Representatives of a few Southern school districts were recruiting for counselors at the Detroit convention. There was no recruiting conducted by any Northern school districts.
In fact, many veteran school counselors used the convention to investigate other ca-reer opportunities. Among the most popular workshops and exhibits were those showing counselors how to use their skills and school experience to find jobs outside education.
The director of the Continuum Center at Oakland University in Rochester, Mich., Jane Goodman, came to the convention to speak on adult counseling. Instead, Ms. Goodman found herself besieged by school counselors wanting advice on their own careers.
"The people who normally perform the counseling now often need
themselves," Ms. Goodman said. "They are terrified about their own futures."
Layoffs of counselors are coming at a time when their duties in schools are changing.

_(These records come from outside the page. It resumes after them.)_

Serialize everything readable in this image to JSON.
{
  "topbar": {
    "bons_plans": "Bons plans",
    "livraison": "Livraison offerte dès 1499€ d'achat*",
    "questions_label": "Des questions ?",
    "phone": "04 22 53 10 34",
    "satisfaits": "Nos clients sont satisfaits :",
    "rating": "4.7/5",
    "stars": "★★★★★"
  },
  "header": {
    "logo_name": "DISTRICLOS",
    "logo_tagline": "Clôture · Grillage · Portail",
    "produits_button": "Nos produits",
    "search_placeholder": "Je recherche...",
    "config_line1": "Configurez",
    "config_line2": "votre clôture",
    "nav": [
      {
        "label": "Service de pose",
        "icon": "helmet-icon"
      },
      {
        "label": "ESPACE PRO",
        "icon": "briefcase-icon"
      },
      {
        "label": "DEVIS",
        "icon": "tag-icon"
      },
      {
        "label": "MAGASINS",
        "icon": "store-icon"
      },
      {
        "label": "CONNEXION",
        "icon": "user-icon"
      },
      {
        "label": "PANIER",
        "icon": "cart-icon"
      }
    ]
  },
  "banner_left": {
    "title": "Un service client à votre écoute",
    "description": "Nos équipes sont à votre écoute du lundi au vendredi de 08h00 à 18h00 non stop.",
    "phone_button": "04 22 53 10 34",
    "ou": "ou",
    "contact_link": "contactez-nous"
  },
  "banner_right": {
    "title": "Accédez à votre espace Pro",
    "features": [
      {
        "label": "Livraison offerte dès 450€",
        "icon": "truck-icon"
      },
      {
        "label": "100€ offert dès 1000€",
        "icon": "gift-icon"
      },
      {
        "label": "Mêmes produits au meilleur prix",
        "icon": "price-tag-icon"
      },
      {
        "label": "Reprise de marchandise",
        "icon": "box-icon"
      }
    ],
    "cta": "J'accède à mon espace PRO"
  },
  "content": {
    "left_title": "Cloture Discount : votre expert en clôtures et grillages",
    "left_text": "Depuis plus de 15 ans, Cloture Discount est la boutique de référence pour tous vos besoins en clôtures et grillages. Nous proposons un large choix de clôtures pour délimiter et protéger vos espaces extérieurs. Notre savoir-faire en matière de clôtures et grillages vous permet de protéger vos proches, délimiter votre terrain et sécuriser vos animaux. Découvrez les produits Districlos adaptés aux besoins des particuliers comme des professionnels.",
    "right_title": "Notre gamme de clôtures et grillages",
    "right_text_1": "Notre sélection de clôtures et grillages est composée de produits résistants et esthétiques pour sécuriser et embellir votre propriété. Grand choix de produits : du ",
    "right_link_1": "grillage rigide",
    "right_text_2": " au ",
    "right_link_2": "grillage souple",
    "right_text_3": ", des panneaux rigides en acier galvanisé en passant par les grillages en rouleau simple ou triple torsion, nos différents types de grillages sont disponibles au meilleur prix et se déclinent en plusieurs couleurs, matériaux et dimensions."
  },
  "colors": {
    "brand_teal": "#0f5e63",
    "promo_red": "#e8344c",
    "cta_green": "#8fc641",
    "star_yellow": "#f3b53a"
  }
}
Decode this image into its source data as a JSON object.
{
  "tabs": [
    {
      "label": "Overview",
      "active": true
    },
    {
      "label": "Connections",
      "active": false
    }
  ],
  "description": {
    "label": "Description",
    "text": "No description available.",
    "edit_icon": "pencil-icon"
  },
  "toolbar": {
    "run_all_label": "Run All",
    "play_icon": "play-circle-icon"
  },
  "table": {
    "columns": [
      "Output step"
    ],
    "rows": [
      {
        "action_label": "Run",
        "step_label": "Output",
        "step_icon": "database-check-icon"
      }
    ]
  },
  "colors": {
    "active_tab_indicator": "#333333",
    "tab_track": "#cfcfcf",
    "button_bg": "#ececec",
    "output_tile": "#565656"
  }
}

In addition to dealing with an increasing number of troubled children, counselors are expanding their role beyond the traditional career and college advice.
"Counselors are now active in elementary schools, helping students as young as six years old explore their interests, aptitudes, and career opportunities," said Ms. Forsythe. "We have found that the best way to help children avoid being locked into an unpleasant career is to have them explore all the options as early as possible."
The apga is lobbying hard for the "Elementary Guidance Incentive Bill" now in Congress, designed to encourage the use of guidance counselors in early education. The bill would provide federal matching funds and grants for programs in public elementary schools that might otherwise not be able to afford counselors. But it is opposed by the Reagan Administration and the Education Department and is given little chance of passing during the current session of Congress.
Guidance professionals here, however, despite the abundance of bad news in the profession, were also able to point to a few bright spots in the nation:
New York City recently opened six "outreach" centers for high-school dropouts designed to improve the skills of dropouts and their attitudes toward learning.
Los Angeles school officials approved special counseling programs for students in all-black schools to ease the effects of racial segregation.
The Houston Independent School District started offering special counseling programs for 1,250 children of migrant workers. The program is funded by a $480,000 annual grant from the state of Texas.
"There are a lot of good things going on," said Ms. Forsythe, "but we have to work harder to present them. Those of us in counseling must sell ourselves to parents, the community, and the people who employ us, or we may all be out of work."